- Common side effects of light therapy include eye strain and headaches.
- Light therapy is contraindicated for individuals on photosensitizing medications.
- The use of psychotherapy, specifically cognitive behavioral therapy (CBT), to treat SAD is common.
- CBT helps patients recognize and replace depressing thoughts.
- Patients are also encouraged to engage in activities they find pleasing and engaging as a technique for coping with their symptoms.
- Though the administration of vitamin D has not been proven to be an effective treatment for SAD, researchers have postulated that it may be helpful due to decreased vitamin D levels observed in SAD patients.
- Studies intended to determine the efficacy of vitamin D as a treatment for SAD have yielded mixed results.
Surgery is not recommended for the management of SAD.
- There are no established measures for the primary prevention of SAD.
- Measures for the secondary prevention of SAD include:
- Getting an adequate amount of sleep

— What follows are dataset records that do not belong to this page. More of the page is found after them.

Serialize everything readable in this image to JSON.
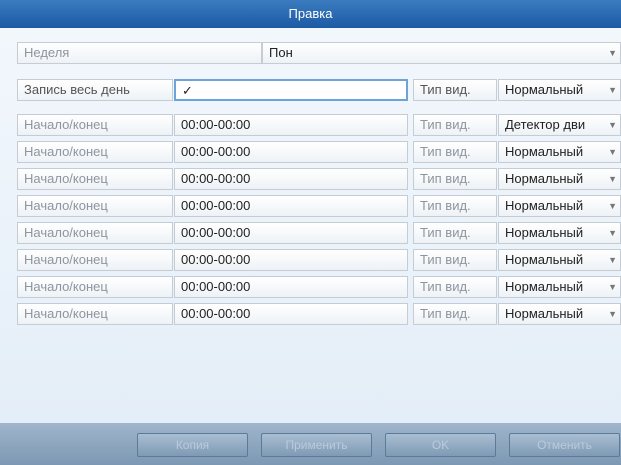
{
  "dialog": {
    "title": "Правка"
  },
  "week": {
    "label": "Неделя",
    "value": "Пон"
  },
  "allday": {
    "label": "Запись весь день",
    "checked_mark": "✓",
    "type_label": "Тип вид.",
    "type_value": "Нормальный"
  },
  "schedule_rows": [
    {
      "label": "Начало/конец",
      "time": "00:00-00:00",
      "type_label": "Тип вид.",
      "type_value": "Детектор дви"
    },
    {
      "label": "Начало/конец",
      "time": "00:00-00:00",
      "type_label": "Тип вид.",
      "type_value": "Нормальный"
    },
    {
      "label": "Начало/конец",
      "time": "00:00-00:00",
      "type_label": "Тип вид.",
      "type_value": "Нормальный"
    },
    {
      "label": "Начало/конец",
      "time": "00:00-00:00",
      "type_label": "Тип вид.",
      "type_value": "Нормальный"
    },
    {
      "label": "Начало/конец",
      "time": "00:00-00:00",
      "type_label": "Тип вид.",
      "type_value": "Нормальный"
    },
    {
      "label": "Начало/конец",
      "time": "00:00-00:00",
      "type_label": "Тип вид.",
      "type_value": "Нормальный"
    },
    {
      "label": "Начало/конец",
      "time": "00:00-00:00",
      "type_label": "Тип вид.",
      "type_value": "Нормальный"
    },
    {
      "label": "Начало/конец",
      "time": "00:00-00:00",
      "type_label": "Тип вид.",
      "type_value": "Нормальный"
    }
  ],
  "buttons": {
    "copy": "Копия",
    "apply": "Применить",
    "ok": "OK",
    "cancel": "Отменить"
  },
  "icons": {
    "dropdown": "chevron-down-icon",
    "check": "checkmark-icon"
  },
  "colors": {
    "title_bar": "#2a6db5",
    "footer": "#8aa4be",
    "focus_border": "#6aa4d9"
  }
}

- Eating a healthy, balanced diet
- Taking medicine as directed
- Exercising regularly
- Avoiding alcohol and illegal drugs
- National Institute of Mental Health. “Seasonal Affective Disorder.” 2016. https://www.nimh.nih.gov/health/topics/seasonal-affective-disorder/index.shtml
- Melrose S (2015). "Seasonal Affective Disorder: An Overview of Assessment and Treatment Approaches.". Depress Res Treat. 2015: 178564. PMC . PMID 26688752. doi:10.1155/2015/178564.
- Diagnostic and statistical manual of mental disorders : DSM-5. Washington, D.C: American Psychiatric Association. 2013. ISBN 0890425558.
- Lurie SJ, Gawinski B, Pierce D, Rousseau SJ (2006). "Seasonal affective disorder.". Am Fam Physician. 74 (9): 1521–4. PMID 17111890.
- Nussbaumer B, Kaminski-Hartenthaler A, Forneris CA, Morgan LC, Sonis JH, Gaynes BN; et al. (2015). "Light therapy for preventing seasonal affective disorder.". Cochrane Database Syst Rev (11): CD011269. PMID 26558494. doi:10.1002/14651858.CD011269.pub2.
- Avery, D H (2001). "Dawn simulation and bright light in the treatment of SAD: a controlled study". Biological Psychiatry. 50 (3): 205–216 = id = 11513820. Retrieved 2007-05-05. Unknown parameter
- Modell, Jack (2005). "Seasonal affective disorder and its prevention by anticipatory treatment with bupropion XL Biological Psychiatry". 58 (8): 658–667. 16271314. Unknown parameter
- U.S. National Library of Medicine. MedlinePlus. “Seasonal affective disorder.” 2016. https://medlineplus.gov/ency/article/001532.htm
- U.S. National Library of Medicine. MedlinePlus. “Bupropion.” 2016. https://medlineplus.gov/druginfo/meds/a695033.html
- U.S. National Library of Medicine. MedlinePlus. “Sertraline.” 2016. https://medlineplus.gov/druginfo/meds/a697048.html